### RECORDS SUPPLIED:
+ + + + +
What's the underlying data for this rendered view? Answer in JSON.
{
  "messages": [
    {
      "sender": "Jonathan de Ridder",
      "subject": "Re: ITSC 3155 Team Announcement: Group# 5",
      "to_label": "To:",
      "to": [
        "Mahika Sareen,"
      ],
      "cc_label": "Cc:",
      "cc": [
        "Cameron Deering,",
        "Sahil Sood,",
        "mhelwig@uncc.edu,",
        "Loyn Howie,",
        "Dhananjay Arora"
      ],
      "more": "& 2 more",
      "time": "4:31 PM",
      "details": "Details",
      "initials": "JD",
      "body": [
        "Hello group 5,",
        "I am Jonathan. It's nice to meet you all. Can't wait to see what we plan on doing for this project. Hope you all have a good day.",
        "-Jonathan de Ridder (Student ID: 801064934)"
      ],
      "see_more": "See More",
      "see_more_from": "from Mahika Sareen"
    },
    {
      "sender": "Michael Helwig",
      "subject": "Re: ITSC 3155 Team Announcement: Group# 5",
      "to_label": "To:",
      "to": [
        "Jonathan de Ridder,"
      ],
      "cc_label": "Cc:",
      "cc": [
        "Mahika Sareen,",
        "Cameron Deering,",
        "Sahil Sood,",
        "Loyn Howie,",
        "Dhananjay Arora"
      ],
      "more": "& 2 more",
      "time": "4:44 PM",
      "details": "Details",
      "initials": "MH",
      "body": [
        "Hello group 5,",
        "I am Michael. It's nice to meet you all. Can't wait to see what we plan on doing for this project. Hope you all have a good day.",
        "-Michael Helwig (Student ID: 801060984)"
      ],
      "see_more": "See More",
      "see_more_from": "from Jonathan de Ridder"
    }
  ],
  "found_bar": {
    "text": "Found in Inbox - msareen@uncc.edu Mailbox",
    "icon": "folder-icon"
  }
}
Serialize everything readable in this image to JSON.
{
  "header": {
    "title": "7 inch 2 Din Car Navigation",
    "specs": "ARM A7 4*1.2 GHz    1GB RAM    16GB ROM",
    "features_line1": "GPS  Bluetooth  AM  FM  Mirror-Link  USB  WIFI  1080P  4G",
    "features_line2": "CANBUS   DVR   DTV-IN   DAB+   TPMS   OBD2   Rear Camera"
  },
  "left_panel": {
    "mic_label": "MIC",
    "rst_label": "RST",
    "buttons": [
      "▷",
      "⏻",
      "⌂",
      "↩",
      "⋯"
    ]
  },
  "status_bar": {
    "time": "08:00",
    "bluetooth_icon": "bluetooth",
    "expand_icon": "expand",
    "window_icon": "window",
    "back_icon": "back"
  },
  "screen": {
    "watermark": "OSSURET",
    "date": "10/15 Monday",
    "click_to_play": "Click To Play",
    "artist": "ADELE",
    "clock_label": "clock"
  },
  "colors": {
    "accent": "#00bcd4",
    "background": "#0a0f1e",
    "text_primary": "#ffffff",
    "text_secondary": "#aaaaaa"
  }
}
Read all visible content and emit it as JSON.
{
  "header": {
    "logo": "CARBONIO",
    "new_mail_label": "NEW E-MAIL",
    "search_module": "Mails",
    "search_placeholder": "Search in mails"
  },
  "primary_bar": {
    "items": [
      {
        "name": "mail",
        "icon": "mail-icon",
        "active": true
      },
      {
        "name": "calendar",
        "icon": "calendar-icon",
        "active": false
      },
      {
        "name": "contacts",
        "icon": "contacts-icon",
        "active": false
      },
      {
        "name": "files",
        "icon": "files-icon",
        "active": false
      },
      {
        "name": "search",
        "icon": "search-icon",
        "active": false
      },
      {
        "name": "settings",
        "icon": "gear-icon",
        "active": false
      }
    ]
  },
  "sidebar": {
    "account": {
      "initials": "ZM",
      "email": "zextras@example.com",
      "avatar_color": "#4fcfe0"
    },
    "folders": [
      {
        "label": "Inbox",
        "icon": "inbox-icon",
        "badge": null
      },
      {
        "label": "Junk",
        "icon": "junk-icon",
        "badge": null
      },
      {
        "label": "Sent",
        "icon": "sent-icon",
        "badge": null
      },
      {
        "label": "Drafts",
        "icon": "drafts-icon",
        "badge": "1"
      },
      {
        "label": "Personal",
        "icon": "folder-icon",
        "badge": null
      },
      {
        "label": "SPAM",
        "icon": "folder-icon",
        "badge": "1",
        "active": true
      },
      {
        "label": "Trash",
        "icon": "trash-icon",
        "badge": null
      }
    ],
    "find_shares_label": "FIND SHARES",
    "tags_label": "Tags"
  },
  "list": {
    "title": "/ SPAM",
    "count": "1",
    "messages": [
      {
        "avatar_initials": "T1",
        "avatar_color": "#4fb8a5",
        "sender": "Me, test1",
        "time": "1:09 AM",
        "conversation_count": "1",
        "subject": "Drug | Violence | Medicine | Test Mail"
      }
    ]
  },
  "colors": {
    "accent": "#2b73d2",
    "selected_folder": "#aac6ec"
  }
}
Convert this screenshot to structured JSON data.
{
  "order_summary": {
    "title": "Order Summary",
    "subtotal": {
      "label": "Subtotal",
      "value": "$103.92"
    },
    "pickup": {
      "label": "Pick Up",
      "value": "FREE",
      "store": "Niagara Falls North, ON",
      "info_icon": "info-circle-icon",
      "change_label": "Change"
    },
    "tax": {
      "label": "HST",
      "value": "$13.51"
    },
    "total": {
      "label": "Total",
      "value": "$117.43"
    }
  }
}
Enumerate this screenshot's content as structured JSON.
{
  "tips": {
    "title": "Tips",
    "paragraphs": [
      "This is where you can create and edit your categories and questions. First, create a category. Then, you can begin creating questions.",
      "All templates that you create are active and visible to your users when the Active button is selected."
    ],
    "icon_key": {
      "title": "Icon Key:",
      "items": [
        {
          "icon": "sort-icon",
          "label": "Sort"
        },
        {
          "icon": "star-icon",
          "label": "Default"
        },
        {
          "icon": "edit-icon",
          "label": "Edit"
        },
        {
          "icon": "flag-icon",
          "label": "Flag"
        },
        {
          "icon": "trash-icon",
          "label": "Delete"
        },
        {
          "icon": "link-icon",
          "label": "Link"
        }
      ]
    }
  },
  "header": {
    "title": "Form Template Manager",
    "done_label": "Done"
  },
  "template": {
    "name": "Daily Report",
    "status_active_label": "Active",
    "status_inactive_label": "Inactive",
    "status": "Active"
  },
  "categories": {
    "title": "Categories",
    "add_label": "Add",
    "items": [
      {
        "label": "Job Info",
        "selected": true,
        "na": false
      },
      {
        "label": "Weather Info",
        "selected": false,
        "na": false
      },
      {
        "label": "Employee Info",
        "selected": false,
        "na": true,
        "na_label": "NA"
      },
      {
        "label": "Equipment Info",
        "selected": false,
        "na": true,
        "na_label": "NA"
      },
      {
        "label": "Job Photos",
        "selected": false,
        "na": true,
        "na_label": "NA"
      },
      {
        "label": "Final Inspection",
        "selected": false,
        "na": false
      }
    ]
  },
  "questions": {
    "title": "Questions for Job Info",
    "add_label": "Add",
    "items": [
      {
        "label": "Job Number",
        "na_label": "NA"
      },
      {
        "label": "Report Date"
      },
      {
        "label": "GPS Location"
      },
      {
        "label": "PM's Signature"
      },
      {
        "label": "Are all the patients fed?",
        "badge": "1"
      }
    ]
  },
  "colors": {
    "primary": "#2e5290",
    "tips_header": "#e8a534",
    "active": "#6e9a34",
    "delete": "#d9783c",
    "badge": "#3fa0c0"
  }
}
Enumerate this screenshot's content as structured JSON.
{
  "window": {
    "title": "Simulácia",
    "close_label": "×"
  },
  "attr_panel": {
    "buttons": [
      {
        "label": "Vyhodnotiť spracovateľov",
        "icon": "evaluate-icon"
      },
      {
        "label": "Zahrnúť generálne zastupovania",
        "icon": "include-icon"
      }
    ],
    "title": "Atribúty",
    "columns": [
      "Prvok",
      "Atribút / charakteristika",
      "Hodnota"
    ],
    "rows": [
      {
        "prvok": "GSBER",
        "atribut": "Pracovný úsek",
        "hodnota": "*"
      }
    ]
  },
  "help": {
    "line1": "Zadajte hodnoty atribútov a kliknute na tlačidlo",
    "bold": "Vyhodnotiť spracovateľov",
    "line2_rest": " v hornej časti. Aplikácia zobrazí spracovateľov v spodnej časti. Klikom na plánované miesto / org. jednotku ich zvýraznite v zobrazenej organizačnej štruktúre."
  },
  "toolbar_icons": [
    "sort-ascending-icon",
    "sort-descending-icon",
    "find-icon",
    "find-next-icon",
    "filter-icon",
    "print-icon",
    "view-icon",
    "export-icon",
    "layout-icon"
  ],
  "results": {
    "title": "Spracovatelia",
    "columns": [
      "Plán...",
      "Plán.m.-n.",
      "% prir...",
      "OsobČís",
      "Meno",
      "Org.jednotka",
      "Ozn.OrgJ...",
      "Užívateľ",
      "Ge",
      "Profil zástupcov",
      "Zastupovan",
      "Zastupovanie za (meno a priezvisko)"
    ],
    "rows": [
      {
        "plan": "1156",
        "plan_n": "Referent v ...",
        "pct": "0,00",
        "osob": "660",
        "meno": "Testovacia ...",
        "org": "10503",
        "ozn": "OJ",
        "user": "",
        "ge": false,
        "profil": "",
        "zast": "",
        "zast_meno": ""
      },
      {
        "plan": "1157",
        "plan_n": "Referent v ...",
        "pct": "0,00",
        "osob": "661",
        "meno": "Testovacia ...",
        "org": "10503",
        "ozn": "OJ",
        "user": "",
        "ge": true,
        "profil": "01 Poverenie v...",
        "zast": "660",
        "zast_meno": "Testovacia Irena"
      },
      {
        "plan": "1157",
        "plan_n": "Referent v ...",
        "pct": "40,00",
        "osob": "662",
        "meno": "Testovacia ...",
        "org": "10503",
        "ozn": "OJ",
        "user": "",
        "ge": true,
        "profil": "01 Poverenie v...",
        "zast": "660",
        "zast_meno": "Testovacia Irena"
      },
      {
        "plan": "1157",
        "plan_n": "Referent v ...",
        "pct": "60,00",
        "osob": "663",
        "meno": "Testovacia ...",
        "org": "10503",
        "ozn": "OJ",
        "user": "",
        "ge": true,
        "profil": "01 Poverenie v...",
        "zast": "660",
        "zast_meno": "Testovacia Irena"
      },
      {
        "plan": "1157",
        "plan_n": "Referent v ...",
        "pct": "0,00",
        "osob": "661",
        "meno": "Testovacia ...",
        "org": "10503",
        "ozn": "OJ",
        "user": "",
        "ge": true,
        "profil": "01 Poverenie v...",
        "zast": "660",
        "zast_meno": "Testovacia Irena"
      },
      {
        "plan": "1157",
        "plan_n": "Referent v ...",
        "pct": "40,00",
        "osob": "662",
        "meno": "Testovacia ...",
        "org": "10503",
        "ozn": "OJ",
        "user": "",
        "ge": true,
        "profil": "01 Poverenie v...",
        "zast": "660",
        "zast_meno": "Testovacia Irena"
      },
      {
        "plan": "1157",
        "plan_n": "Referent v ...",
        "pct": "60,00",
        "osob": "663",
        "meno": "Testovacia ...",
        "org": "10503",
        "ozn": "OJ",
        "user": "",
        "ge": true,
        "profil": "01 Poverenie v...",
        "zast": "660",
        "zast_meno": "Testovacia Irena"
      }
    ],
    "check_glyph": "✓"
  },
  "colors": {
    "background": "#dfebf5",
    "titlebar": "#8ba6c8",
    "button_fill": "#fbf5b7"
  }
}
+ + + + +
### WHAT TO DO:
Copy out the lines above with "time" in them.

### YOUR RESPONSE:
      "time": "4:31 PM",
      "time": "4:44 PM",
    "time": "08:00",
        "time": "1:09 AM",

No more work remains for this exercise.